Records from a data collection

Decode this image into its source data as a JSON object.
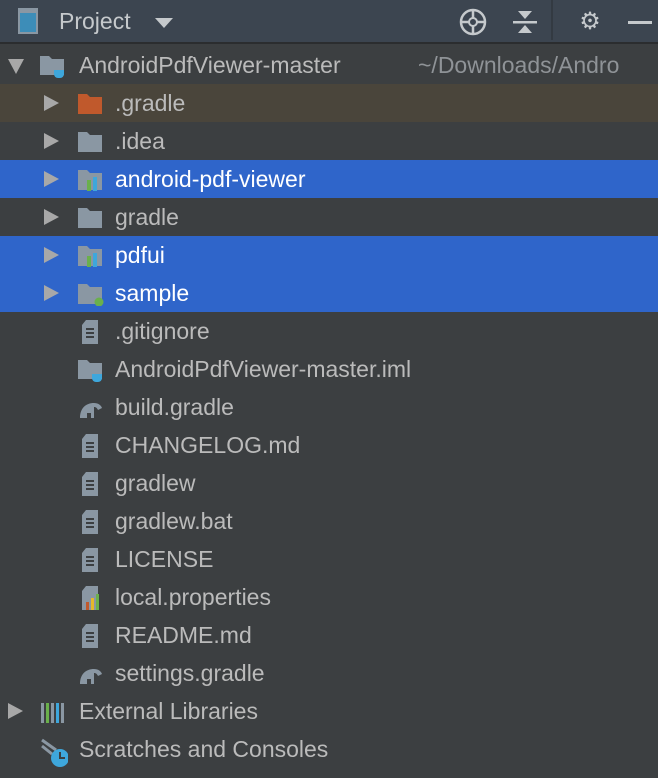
{
  "header": {
    "title": "Project",
    "icons": [
      "locate-icon",
      "collapse-all-icon",
      "gear-icon",
      "minimize-icon"
    ]
  },
  "tree": {
    "root": {
      "label": "AndroidPdfViewer-master",
      "path": "~/Downloads/Andro"
    },
    "items": [
      {
        "label": ".gradle",
        "icon": "folder-excluded-icon"
      },
      {
        "label": ".idea",
        "icon": "folder-icon"
      },
      {
        "label": "android-pdf-viewer",
        "icon": "module-folder-icon",
        "selected": true
      },
      {
        "label": "gradle",
        "icon": "folder-icon"
      },
      {
        "label": "pdfui",
        "icon": "module-folder-icon",
        "selected": true
      },
      {
        "label": "sample",
        "icon": "app-module-folder-icon",
        "selected": true
      },
      {
        "label": ".gitignore",
        "icon": "file-icon"
      },
      {
        "label": "AndroidPdfViewer-master.iml",
        "icon": "iml-icon"
      },
      {
        "label": "build.gradle",
        "icon": "gradle-icon"
      },
      {
        "label": "CHANGELOG.md",
        "icon": "file-icon"
      },
      {
        "label": "gradlew",
        "icon": "file-icon"
      },
      {
        "label": "gradlew.bat",
        "icon": "file-icon"
      },
      {
        "label": "LICENSE",
        "icon": "file-icon"
      },
      {
        "label": "local.properties",
        "icon": "properties-icon"
      },
      {
        "label": "README.md",
        "icon": "file-icon"
      },
      {
        "label": "settings.gradle",
        "icon": "gradle-icon"
      }
    ],
    "external": "External Libraries",
    "scratches": "Scratches and Consoles"
  },
  "colors": {
    "selection": "#2f65ca",
    "excluded": "#4a453b",
    "background": "#3c3f41"
  }
}
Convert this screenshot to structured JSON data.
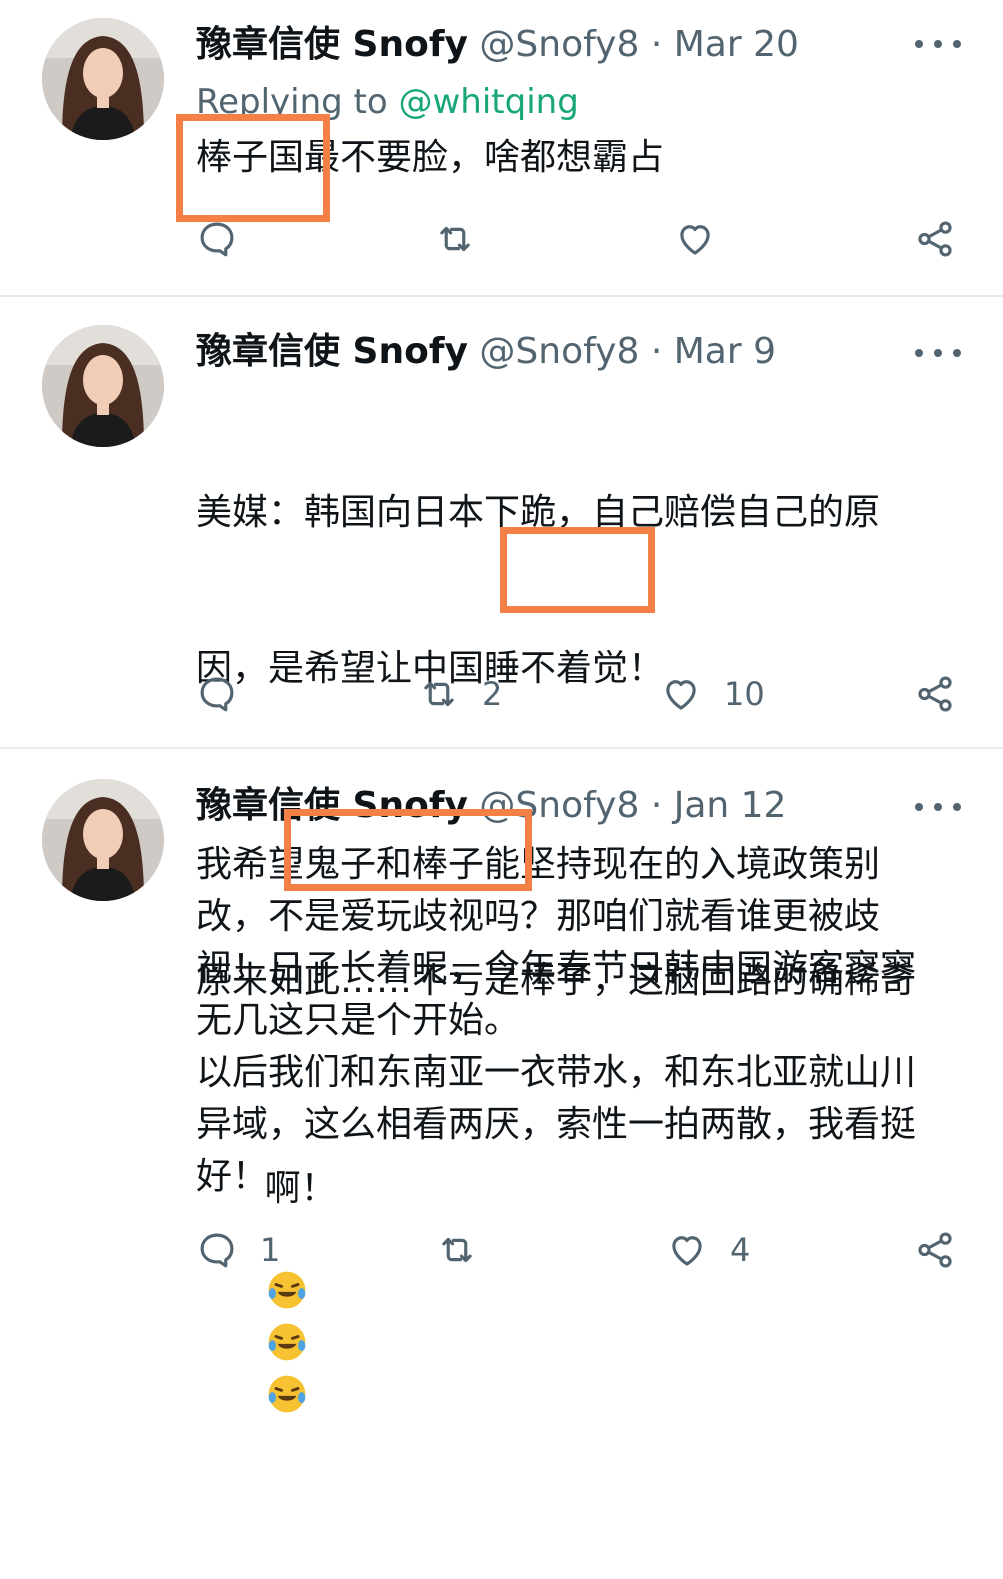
{
  "tweets": [
    {
      "name": "豫章信使 Snofy",
      "handle": "@Snofy8",
      "date": "Mar 20",
      "replying_prefix": "Replying to",
      "replying_to": "@whitqing",
      "text": "棒子国最不要脸，啥都想霸占",
      "reply_count": "",
      "retweet_count": "",
      "like_count": ""
    },
    {
      "name": "豫章信使 Snofy",
      "handle": "@Snofy8",
      "date": "Mar 9",
      "text_line1": "美媒：韩国向日本下跪，自己赔偿自己的原",
      "text_line2": "因，是希望让中国睡不着觉！",
      "text_line3": "原来如此……不亏是棒子，这脑回路的确稀奇",
      "text_line4": "啊！",
      "emoji": "rolling-on-floor-laughing ×3",
      "reply_count": "",
      "retweet_count": "2",
      "like_count": "10"
    },
    {
      "name": "豫章信使 Snofy",
      "handle": "@Snofy8",
      "date": "Jan 12",
      "text": "我希望鬼子和棒子能坚持现在的入境政策别\n改，不是爱玩歧视吗？那咱们就看谁更被歧\n视！日子长着呢，今年春节日韩中国游客寥寥\n无几这只是个开始。\n以后我们和东南亚一衣带水，和东北亚就山川\n异域，这么相看两厌，索性一拍两散，我看挺\n好！",
      "reply_count": "1",
      "retweet_count": "",
      "like_count": "4"
    }
  ],
  "colors": {
    "highlight_box": "#f58046",
    "mention": "#19a67a",
    "secondary_text": "#536471",
    "divider": "#e8ebed"
  },
  "icons": [
    "more-icon",
    "reply-icon",
    "retweet-icon",
    "like-icon",
    "share-icon",
    "laughing-emoji-icon"
  ]
}
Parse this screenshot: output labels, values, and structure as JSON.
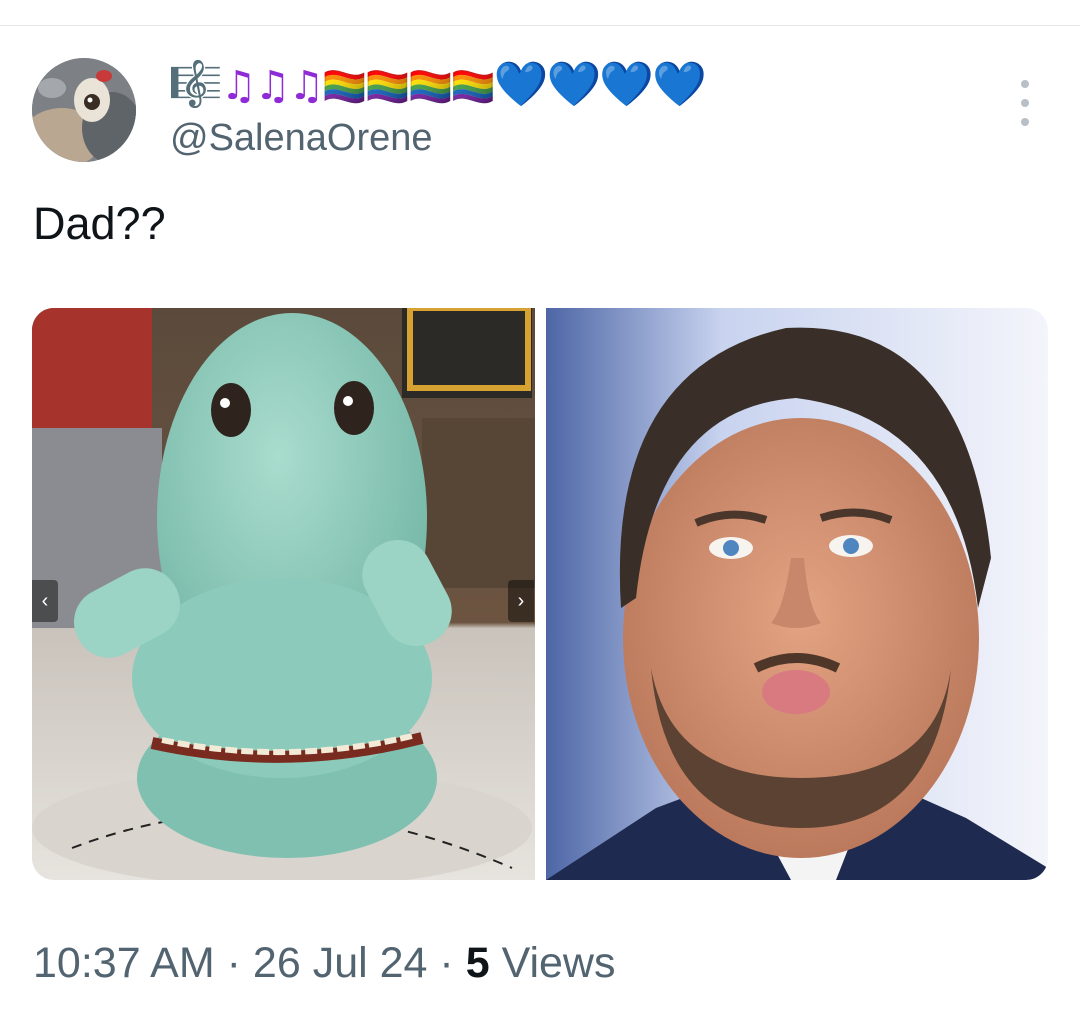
{
  "tweet": {
    "author": {
      "display_name": {
        "treble": "🎼",
        "notes": "♫♫♫",
        "flags": "🏳️‍🌈🏳️‍🌈🏳️‍🌈🏳️‍🌈",
        "hearts": "💙💙💙💙"
      },
      "handle": "@SalenaOrene"
    },
    "text": "Dad??",
    "media": {
      "count": 2,
      "prev_label": "‹",
      "next_label": "›"
    },
    "meta": {
      "time": "10:37 AM",
      "separator": "·",
      "date": "26 Jul 24",
      "views_count": "5",
      "views_label": "Views"
    }
  },
  "colors": {
    "secondary_text": "#536471",
    "primary_text": "#0f1419",
    "heart_blue": "#1d8fe3",
    "note_purple": "#8f2bd6"
  },
  "icons": {
    "more": "more-options-icon",
    "prev": "chevron-left-icon",
    "next": "chevron-right-icon"
  }
}
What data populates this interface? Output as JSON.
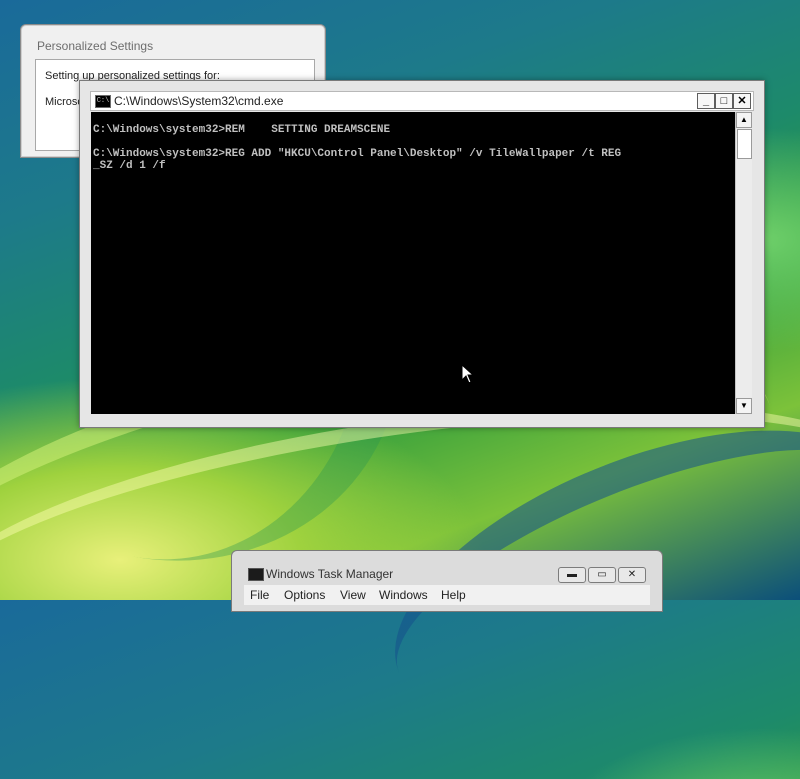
{
  "personalized_settings": {
    "title": "Personalized Settings",
    "line1": "Setting up personalized settings for:",
    "line2": "Microso"
  },
  "cmd": {
    "title": "C:\\Windows\\System32\\cmd.exe",
    "icon_text": "C:\\",
    "output": "C:\\Windows\\system32>REM    SETTING DREAMSCENE\n\nC:\\Windows\\system32>REG ADD \"HKCU\\Control Panel\\Desktop\" /v TileWallpaper /t REG\n_SZ /d 1 /f",
    "buttons": {
      "minimize": "_",
      "maximize": "□",
      "close": "✕"
    },
    "scroll_up": "▲",
    "scroll_down": "▼"
  },
  "task_manager": {
    "title": "Windows Task Manager",
    "buttons": {
      "minimize": "▬",
      "maximize": "▭",
      "close": "✕"
    },
    "menu": [
      "File",
      "Options",
      "View",
      "Windows",
      "Help"
    ]
  },
  "icons": {
    "cmd_icon": "console-icon",
    "task_manager_icon": "task-manager-icon",
    "cursor": "mouse-pointer-icon"
  }
}
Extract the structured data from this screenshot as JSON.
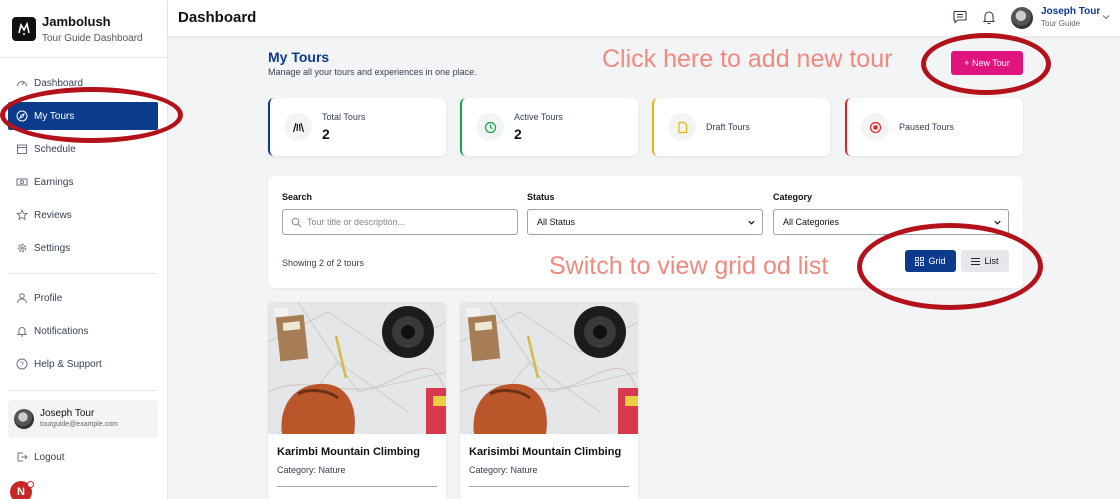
{
  "brand": {
    "name": "Jambolush",
    "subtitle": "Tour Guide Dashboard"
  },
  "sidebar": {
    "items": [
      {
        "label": "Dashboard",
        "icon": "gauge-icon"
      },
      {
        "label": "My Tours",
        "icon": "compass-icon",
        "active": true
      },
      {
        "label": "Schedule",
        "icon": "calendar-icon"
      },
      {
        "label": "Earnings",
        "icon": "money-icon"
      },
      {
        "label": "Reviews",
        "icon": "star-icon"
      },
      {
        "label": "Settings",
        "icon": "gear-icon"
      },
      {
        "label": "Profile",
        "icon": "user-icon"
      },
      {
        "label": "Notifications",
        "icon": "bell-icon"
      },
      {
        "label": "Help & Support",
        "icon": "help-icon"
      }
    ],
    "user": {
      "name": "Joseph Tour",
      "email": "tourguide@example.com"
    },
    "logout_label": "Logout",
    "badge_letter": "N"
  },
  "topbar": {
    "title": "Dashboard",
    "user_name": "Joseph Tour",
    "user_role": "Tour Guide"
  },
  "main": {
    "title": "My Tours",
    "subtitle": "Manage all your tours and experiences in one place.",
    "new_tour_label": "+ New Tour",
    "stats": [
      {
        "label": "Total Tours",
        "value": "2",
        "color": "#0d3b8c",
        "icon": "road-icon"
      },
      {
        "label": "Active Tours",
        "value": "2",
        "color": "#16a34a",
        "icon": "clock-icon"
      },
      {
        "label": "Draft Tours",
        "value": "",
        "color": "#eab308",
        "icon": "file-icon"
      },
      {
        "label": "Paused Tours",
        "value": "",
        "color": "#dc2626",
        "icon": "stop-icon"
      }
    ],
    "filters": {
      "search_label": "Search",
      "search_placeholder": "Tour title or description...",
      "status_label": "Status",
      "status_value": "All Status",
      "category_label": "Category",
      "category_value": "All Categories",
      "showing": "Showing 2 of 2 tours",
      "grid_label": "Grid",
      "list_label": "List"
    },
    "tours": [
      {
        "title": "Karimbi Mountain Climbing",
        "category": "Category: Nature"
      },
      {
        "title": "Karisimbi Mountain Climbing",
        "category": "Category: Nature"
      }
    ]
  },
  "annotations": {
    "new_tour_hint": "Click here to add new tour",
    "view_hint": "Switch to view grid od list"
  },
  "colors": {
    "primary": "#0d3b8c",
    "accent": "#e0147d",
    "annotation": "#b3121a"
  }
}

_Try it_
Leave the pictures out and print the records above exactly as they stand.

_Exercise result_
Decode this image into its source data as a JSON object.
{
  "header": {
    "title": "Project",
    "icons": [
      "locate-icon",
      "collapse-all-icon",
      "gear-icon",
      "minimize-icon"
    ]
  },
  "tree": {
    "root": {
      "label": "AndroidPdfViewer-master",
      "path": "~/Downloads/Andro"
    },
    "items": [
      {
        "label": ".gradle",
        "icon": "folder-excluded-icon"
      },
      {
        "label": ".idea",
        "icon": "folder-icon"
      },
      {
        "label": "android-pdf-viewer",
        "icon": "module-folder-icon",
        "selected": true
      },
      {
        "label": "gradle",
        "icon": "folder-icon"
      },
      {
        "label": "pdfui",
        "icon": "module-folder-icon",
        "selected": true
      },
      {
        "label": "sample",
        "icon": "app-module-folder-icon",
        "selected": true
      },
      {
        "label": ".gitignore",
        "icon": "file-icon"
      },
      {
        "label": "AndroidPdfViewer-master.iml",
        "icon": "iml-icon"
      },
      {
        "label": "build.gradle",
        "icon": "gradle-icon"
      },
      {
        "label": "CHANGELOG.md",
        "icon": "file-icon"
      },
      {
        "label": "gradlew",
        "icon": "file-icon"
      },
      {
        "label": "gradlew.bat",
        "icon": "file-icon"
      },
      {
        "label": "LICENSE",
        "icon": "file-icon"
      },
      {
        "label": "local.properties",
        "icon": "properties-icon"
      },
      {
        "label": "README.md",
        "icon": "file-icon"
      },
      {
        "label": "settings.gradle",
        "icon": "gradle-icon"
      }
    ],
    "external": "External Libraries",
    "scratches": "Scratches and Consoles"
  },
  "colors": {
    "selection": "#2f65ca",
    "excluded": "#4a453b",
    "background": "#3c3f41"
  }
}
Convert this screenshot to structured JSON data.
{
  "tweets": [
    {
      "name": "豫章信使 Snofy",
      "handle": "@Snofy8",
      "date": "Mar 20",
      "replying_prefix": "Replying to",
      "replying_to": "@whitqing",
      "text": "棒子国最不要脸，啥都想霸占",
      "reply_count": "",
      "retweet_count": "",
      "like_count": ""
    },
    {
      "name": "豫章信使 Snofy",
      "handle": "@Snofy8",
      "date": "Mar 9",
      "text_line1": "美媒：韩国向日本下跪，自己赔偿自己的原",
      "text_line2": "因，是希望让中国睡不着觉！",
      "text_line3": "原来如此……不亏是棒子，这脑回路的确稀奇",
      "text_line4": "啊！",
      "emoji": "rolling-on-floor-laughing ×3",
      "reply_count": "",
      "retweet_count": "2",
      "like_count": "10"
    },
    {
      "name": "豫章信使 Snofy",
      "handle": "@Snofy8",
      "date": "Jan 12",
      "text": "我希望鬼子和棒子能坚持现在的入境政策别\n改，不是爱玩歧视吗？那咱们就看谁更被歧\n视！日子长着呢，今年春节日韩中国游客寥寥\n无几这只是个开始。\n以后我们和东南亚一衣带水，和东北亚就山川\n异域，这么相看两厌，索性一拍两散，我看挺\n好！",
      "reply_count": "1",
      "retweet_count": "",
      "like_count": "4"
    }
  ],
  "colors": {
    "highlight_box": "#f58046",
    "mention": "#19a67a",
    "secondary_text": "#536471",
    "divider": "#e8ebed"
  },
  "icons": [
    "more-icon",
    "reply-icon",
    "retweet-icon",
    "like-icon",
    "share-icon",
    "laughing-emoji-icon"
  ]
}
Parse this screenshot: output labels, values, and structure as JSON.
{
  "tweet": {
    "author": {
      "display_name": {
        "treble": "🎼",
        "notes": "♫♫♫",
        "flags": "🏳️‍🌈🏳️‍🌈🏳️‍🌈🏳️‍🌈",
        "hearts": "💙💙💙💙"
      },
      "handle": "@SalenaOrene"
    },
    "text": "Dad??",
    "media": {
      "count": 2,
      "prev_label": "‹",
      "next_label": "›"
    },
    "meta": {
      "time": "10:37 AM",
      "separator": "·",
      "date": "26 Jul 24",
      "views_count": "5",
      "views_label": "Views"
    }
  },
  "colors": {
    "secondary_text": "#536471",
    "primary_text": "#0f1419",
    "heart_blue": "#1d8fe3",
    "note_purple": "#8f2bd6"
  },
  "icons": {
    "more": "more-options-icon",
    "prev": "chevron-left-icon",
    "next": "chevron-right-icon"
  }
}
What data populates this interface? Output as JSON.
{
  "personalized_settings": {
    "title": "Personalized Settings",
    "line1": "Setting up personalized settings for:",
    "line2": "Microso"
  },
  "cmd": {
    "title": "C:\\Windows\\System32\\cmd.exe",
    "icon_text": "C:\\",
    "output": "C:\\Windows\\system32>REM    SETTING DREAMSCENE\n\nC:\\Windows\\system32>REG ADD \"HKCU\\Control Panel\\Desktop\" /v TileWallpaper /t REG\n_SZ /d 1 /f",
    "buttons": {
      "minimize": "_",
      "maximize": "□",
      "close": "✕"
    },
    "scroll_up": "▲",
    "scroll_down": "▼"
  },
  "task_manager": {
    "title": "Windows Task Manager",
    "buttons": {
      "minimize": "▬",
      "maximize": "▭",
      "close": "✕"
    },
    "menu": [
      "File",
      "Options",
      "View",
      "Windows",
      "Help"
    ]
  },
  "icons": {
    "cmd_icon": "console-icon",
    "task_manager_icon": "task-manager-icon",
    "cursor": "mouse-pointer-icon"
  }
}
Extract the structured data from this screenshot as JSON.
{
  "brand": {
    "name": "Jambolush",
    "subtitle": "Tour Guide Dashboard"
  },
  "sidebar": {
    "items": [
      {
        "label": "Dashboard",
        "icon": "gauge-icon"
      },
      {
        "label": "My Tours",
        "icon": "compass-icon",
        "active": true
      },
      {
        "label": "Schedule",
        "icon": "calendar-icon"
      },
      {
        "label": "Earnings",
        "icon": "money-icon"
      },
      {
        "label": "Reviews",
        "icon": "star-icon"
      },
      {
        "label": "Settings",
        "icon": "gear-icon"
      },
      {
        "label": "Profile",
        "icon": "user-icon"
      },
      {
        "label": "Notifications",
        "icon": "bell-icon"
      },
      {
        "label": "Help & Support",
        "icon": "help-icon"
      }
    ],
    "user": {
      "name": "Joseph Tour",
      "email": "tourguide@example.com"
    },
    "logout_label": "Logout",
    "badge_letter": "N"
  },
  "topbar": {
    "title": "Dashboard",
    "user_name": "Joseph Tour",
    "user_role": "Tour Guide"
  },
  "main": {
    "title": "My Tours",
    "subtitle": "Manage all your tours and experiences in one place.",
    "new_tour_label": "+ New Tour",
    "stats": [
      {
        "label": "Total Tours",
        "value": "2",
        "color": "#0d3b8c",
        "icon": "road-icon"
      },
      {
        "label": "Active Tours",
        "value": "2",
        "color": "#16a34a",
        "icon": "clock-icon"
      },
      {
        "label": "Draft Tours",
        "value": "",
        "color": "#eab308",
        "icon": "file-icon"
      },
      {
        "label": "Paused Tours",
        "value": "",
        "color": "#dc2626",
        "icon": "stop-icon"
      }
    ],
    "filters": {
      "search_label": "Search",
      "search_placeholder": "Tour title or description...",
      "status_label": "Status",
      "status_value": "All Status",
      "category_label": "Category",
      "category_value": "All Categories",
      "showing": "Showing 2 of 2 tours",
      "grid_label": "Grid",
      "list_label": "List"
    },
    "tours": [
      {
        "title": "Karimbi Mountain Climbing",
        "category": "Category: Nature"
      },
      {
        "title": "Karisimbi Mountain Climbing",
        "category": "Category: Nature"
      }
    ]
  },
  "annotations": {
    "new_tour_hint": "Click here to add new tour",
    "view_hint": "Switch to view grid od list"
  },
  "colors": {
    "primary": "#0d3b8c",
    "accent": "#e0147d",
    "annotation": "#b3121a"
  }
}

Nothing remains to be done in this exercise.